Between the2 APs, the biggest difference wasn’t only the signal improvement; it was also the modulation levels. Even though one AP had 2×2 MIMO and the other side was 1×1, the connection speed on the vertical polarity was MCS(6) rates or 58.5Mbps. Since I know that to achieve these rates, both the Rocket 5M and the Bullet 5M were now probably running 21dBm output, the increase in signal was even more interesting. Since the signal level is now -72dBm and the previous output was 24dbm, the total increase was 8dB. Throw in the fact the antenna upgrade should have only increased the signal by 1dB, that’s still a net increase of 7dBm. Changing from 802.11a to 802.11n with a 2×2 MIMO signal on one side also had something to do with the number. This area is a bunch of hills that slope at 45 degrees and I’ve seen some interesting phenomenon with this also. Users that have no LOS whatsoever behind a hill and are within roughly a 30 degree deflection angle off of another hill are able to connect. It’s not the primary connection but it does work as a functional backup if necessary. This means that at lower frequencies in some hilly environments, 900MHz might work with 2×2 MIMO for bouncing through the hills. Of course, this also might simply be that the hill has to have this right mineral content, no vegetation, and be in alignment with Venus to work.

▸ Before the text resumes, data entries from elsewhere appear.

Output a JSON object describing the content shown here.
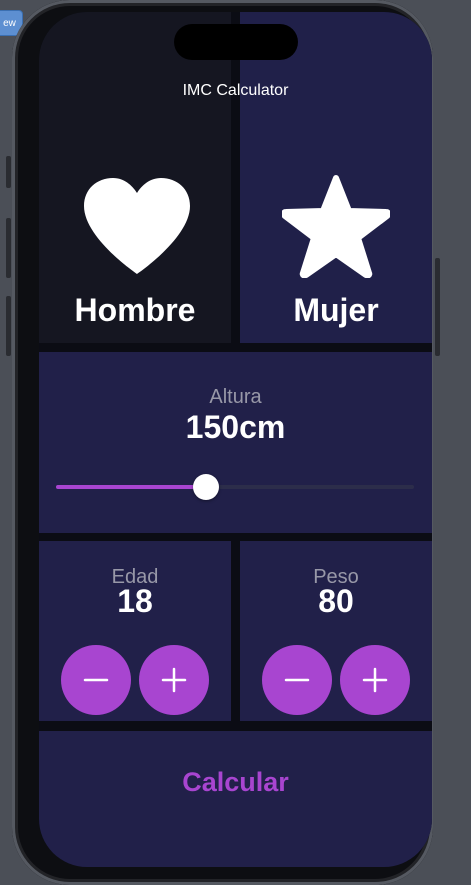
{
  "window": {
    "preview_tab": "ew"
  },
  "app": {
    "title": "IMC Calculator"
  },
  "gender": {
    "male_label": "Hombre",
    "female_label": "Mujer",
    "male_icon": "heart-icon",
    "female_icon": "star-icon"
  },
  "height": {
    "label": "Altura",
    "value_text": "150cm",
    "slider_fraction": 0.42
  },
  "age": {
    "label": "Edad",
    "value": "18",
    "decrement_icon": "minus-icon",
    "increment_icon": "plus-icon"
  },
  "weight": {
    "label": "Peso",
    "value": "80",
    "decrement_icon": "minus-icon",
    "increment_icon": "plus-icon"
  },
  "actions": {
    "calculate_label": "Calcular"
  },
  "colors": {
    "accent": "#a845d0",
    "card": "#212049",
    "card_selected": "#151621",
    "muted_text": "#9898a8"
  }
}
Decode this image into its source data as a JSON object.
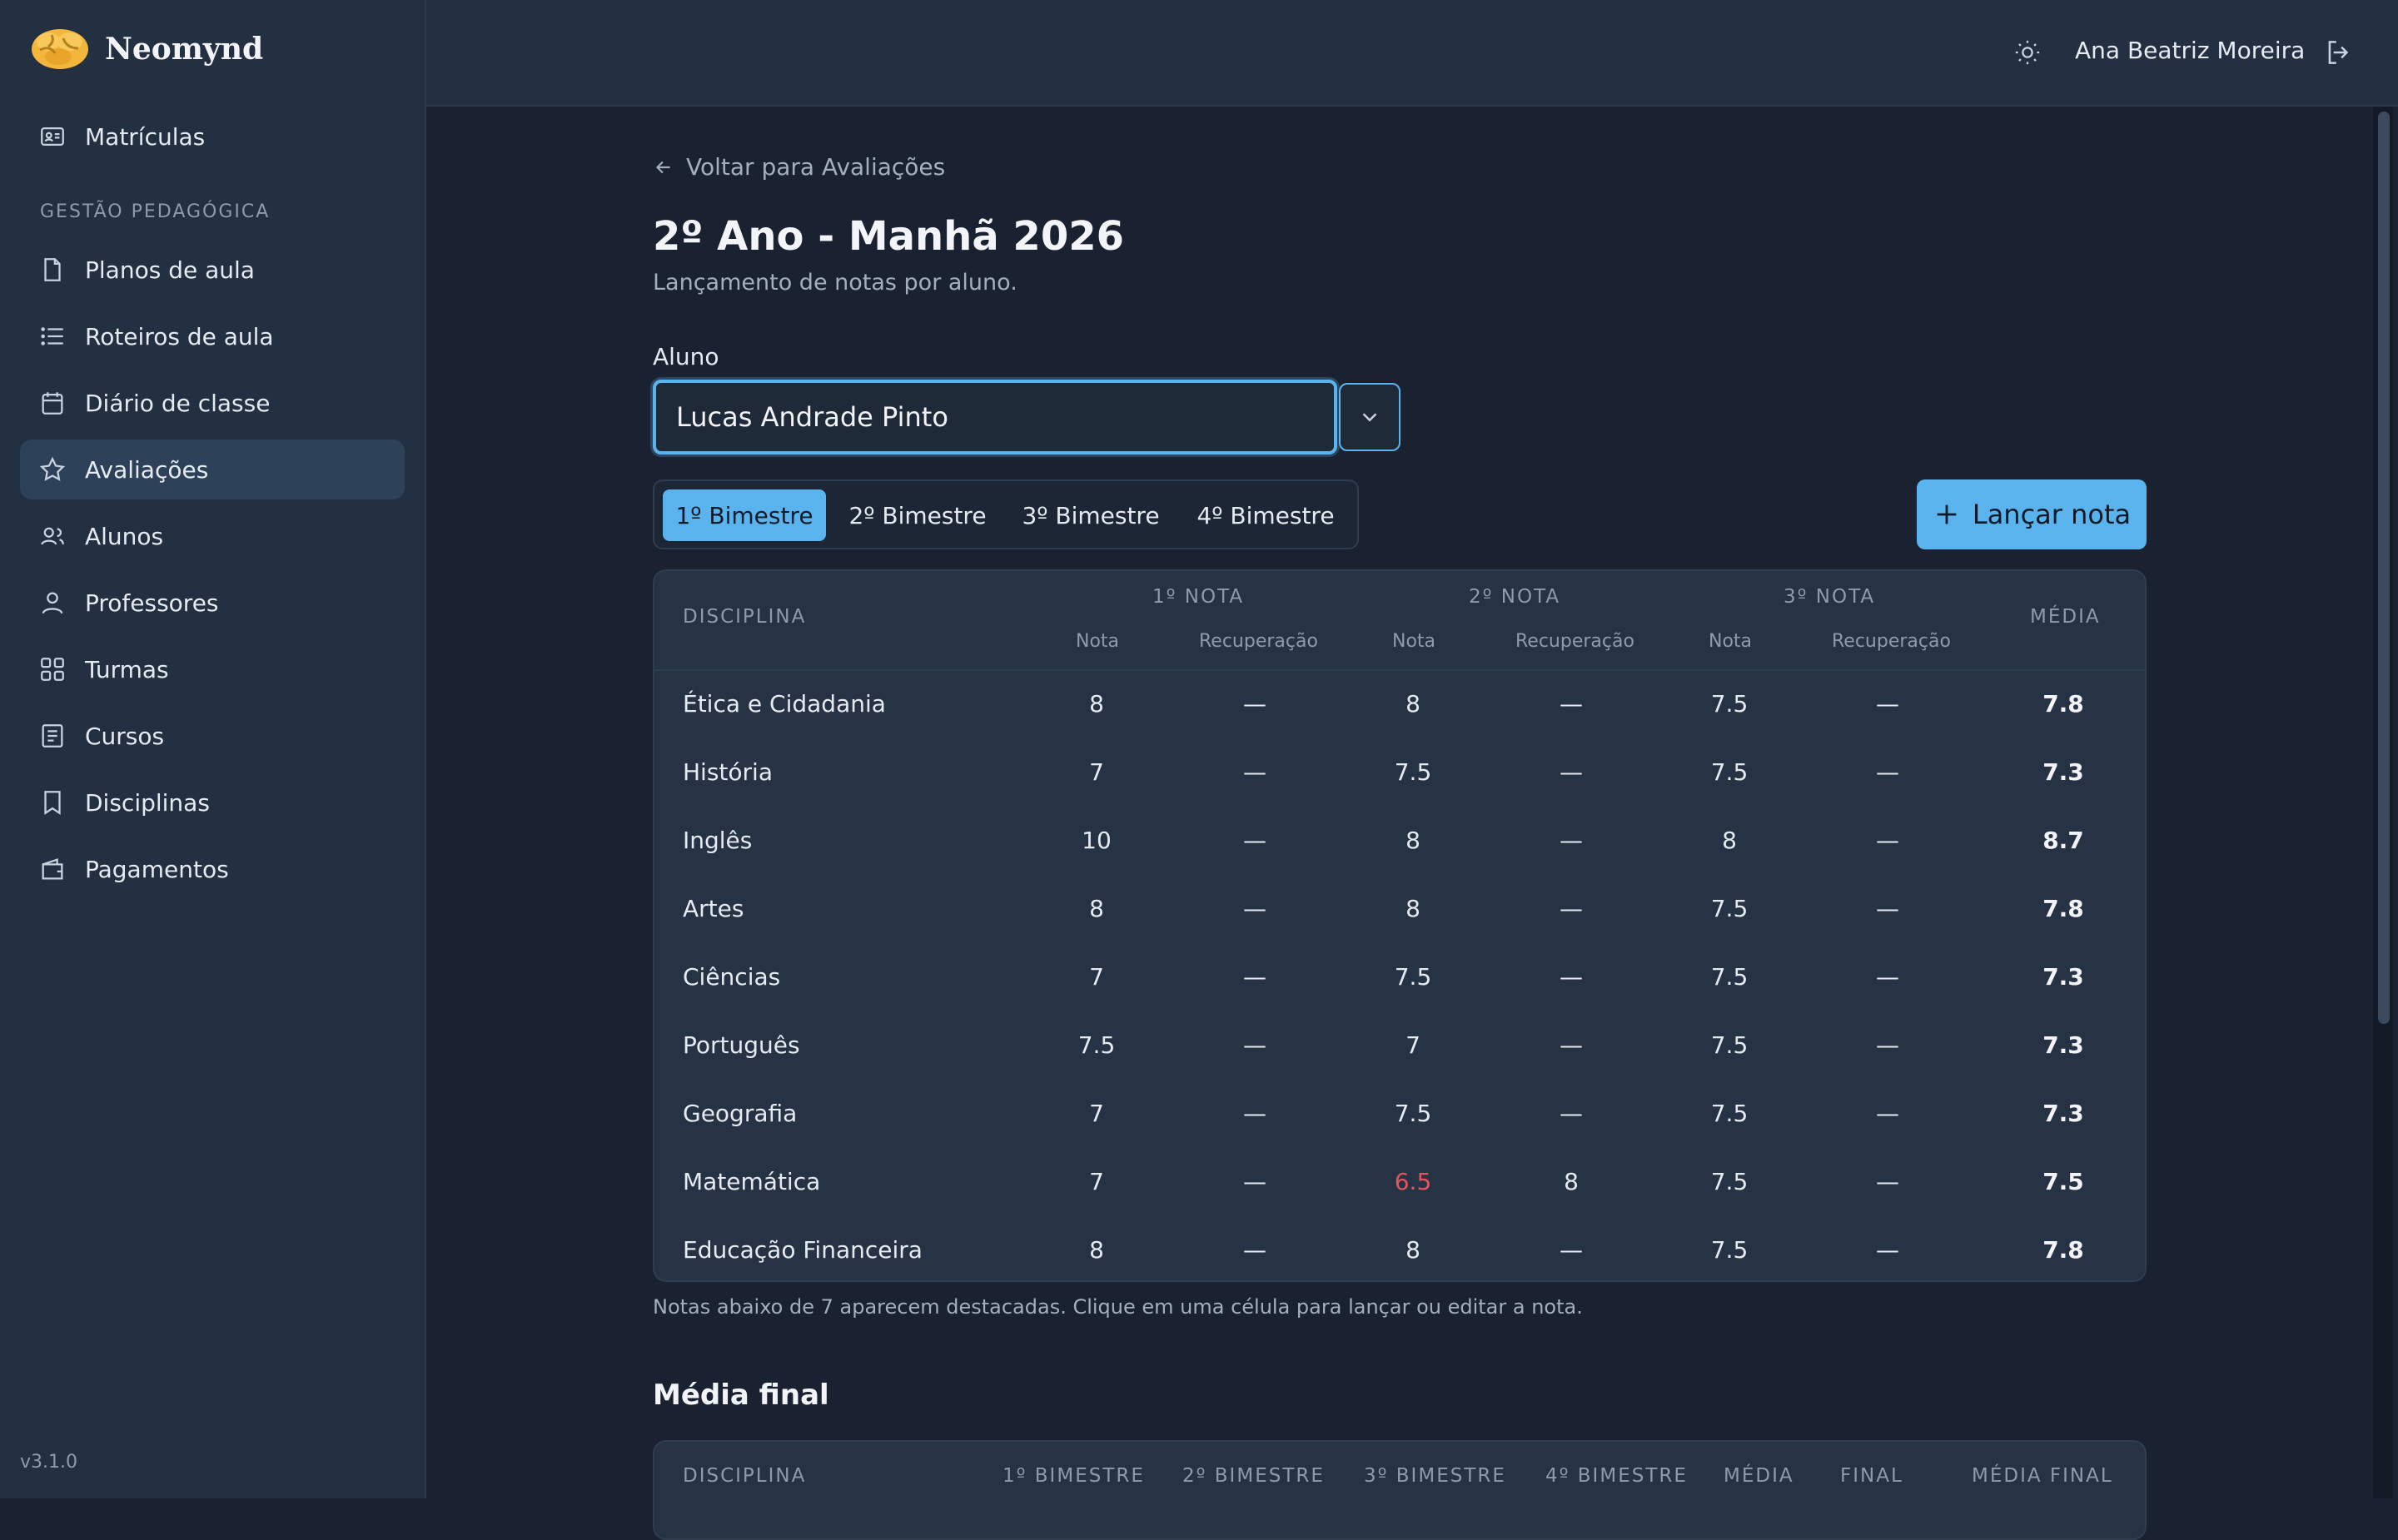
{
  "app": {
    "name": "Neomynd",
    "version": "v3.1.0"
  },
  "sidebar": {
    "top_item": {
      "label": "Matrículas",
      "icon": "id-card-icon"
    },
    "section_title": "GESTÃO PEDAGÓGICA",
    "items": [
      {
        "label": "Planos de aula",
        "icon": "file-icon"
      },
      {
        "label": "Roteiros de aula",
        "icon": "list-icon"
      },
      {
        "label": "Diário de classe",
        "icon": "calendar-icon"
      },
      {
        "label": "Avaliações",
        "icon": "star-icon",
        "active": true
      },
      {
        "label": "Alunos",
        "icon": "users-icon"
      },
      {
        "label": "Professores",
        "icon": "user-icon"
      },
      {
        "label": "Turmas",
        "icon": "grid-icon"
      },
      {
        "label": "Cursos",
        "icon": "notebook-icon"
      },
      {
        "label": "Disciplinas",
        "icon": "bookmark-icon"
      },
      {
        "label": "Pagamentos",
        "icon": "wallet-icon"
      }
    ]
  },
  "header": {
    "user_name": "Ana Beatriz Moreira"
  },
  "page": {
    "back_label": "Voltar para Avaliações",
    "title": "2º Ano - Manhã 2026",
    "subtitle": "Lançamento de notas por aluno.",
    "student_label": "Aluno",
    "student_value": "Lucas Andrade Pinto",
    "tabs": [
      "1º Bimestre",
      "2º Bimestre",
      "3º Bimestre",
      "4º Bimestre"
    ],
    "active_tab": 0,
    "launch_button": "Lançar nota",
    "note": "Notas abaixo de 7 aparecem destacadas. Clique em uma célula para lançar ou editar a nota."
  },
  "grades_table": {
    "headers": {
      "discipline": "DISCIPLINA",
      "group1": "1º NOTA",
      "group2": "2º NOTA",
      "group3": "3º NOTA",
      "average": "MÉDIA",
      "nota": "Nota",
      "recuperacao": "Recuperação"
    },
    "rows": [
      {
        "discipline": "Ética e Cidadania",
        "n1": "8",
        "r1": "—",
        "n2": "8",
        "r2": "—",
        "n3": "7.5",
        "r3": "—",
        "media": "7.8"
      },
      {
        "discipline": "História",
        "n1": "7",
        "r1": "—",
        "n2": "7.5",
        "r2": "—",
        "n3": "7.5",
        "r3": "—",
        "media": "7.3"
      },
      {
        "discipline": "Inglês",
        "n1": "10",
        "r1": "—",
        "n2": "8",
        "r2": "—",
        "n3": "8",
        "r3": "—",
        "media": "8.7"
      },
      {
        "discipline": "Artes",
        "n1": "8",
        "r1": "—",
        "n2": "8",
        "r2": "—",
        "n3": "7.5",
        "r3": "—",
        "media": "7.8"
      },
      {
        "discipline": "Ciências",
        "n1": "7",
        "r1": "—",
        "n2": "7.5",
        "r2": "—",
        "n3": "7.5",
        "r3": "—",
        "media": "7.3"
      },
      {
        "discipline": "Português",
        "n1": "7.5",
        "r1": "—",
        "n2": "7",
        "r2": "—",
        "n3": "7.5",
        "r3": "—",
        "media": "7.3"
      },
      {
        "discipline": "Geografia",
        "n1": "7",
        "r1": "—",
        "n2": "7.5",
        "r2": "—",
        "n3": "7.5",
        "r3": "—",
        "media": "7.3"
      },
      {
        "discipline": "Matemática",
        "n1": "7",
        "r1": "—",
        "n2": "6.5",
        "r2": "8",
        "n3": "7.5",
        "r3": "—",
        "media": "7.5",
        "low": [
          "n2"
        ]
      },
      {
        "discipline": "Educação Financeira",
        "n1": "8",
        "r1": "—",
        "n2": "8",
        "r2": "—",
        "n3": "7.5",
        "r3": "—",
        "media": "7.8"
      }
    ]
  },
  "final_section": {
    "title": "Média final",
    "headers": [
      "DISCIPLINA",
      "1º BIMESTRE",
      "2º BIMESTRE",
      "3º BIMESTRE",
      "4º BIMESTRE",
      "MÉDIA",
      "FINAL",
      "MÉDIA FINAL"
    ]
  },
  "colors": {
    "accent": "#5bb3ee",
    "low_grade": "#e2555a",
    "background": "#1a2231",
    "sidebar": "#223041"
  }
}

The real question is assigning a value to this information. If we go back to Chapter 1, we now know that in a LOS environment where we are using a dual-frequency setup for a wireless deployment, 2.4GHz for area coverage and 5.8GHz for backhaul, it’s important to keep the APs within 1 mile to maintain maximum modulation for each hop. This doesn’t take into account any noise obviously, but this system isn’t designed for Times Square either. Municipalities that want to improve efficiency or security are going to need as much bandwidth as possible, preferably at the best value. We have also improved the efficiency of a profitable wireless system with a minimal Capex for startups.
The dual-polarity omni can also add 1-2 dBi for mobile devices since angle of radiation in a mobile phone isn’t exactly vertical. Polarity isn’t a big deal with a low-gain small antenna, especially when it’s used in more positions than a Yoga class, but every little bit helps. With laptops, it could be worth 3 dBi. However, and this is the cool part, vegetation and irregular attenuation now just became a little bit more porous. Throw in the fact that reflected signal is now multiplied in both number and angle, the signal is going to find a few more holes to maintain the connection. Nothing explains all of the differences and reflections that I’m seeing in one area but dual-polarity and 802.11N are definitely a huge improvement over 802.11a and a single polarity. It also improves the fade margin problem of a single vertical antenna connecting to a low-gain mobile antenna. We now have another tool in the wireless toolbox and it works pretty well.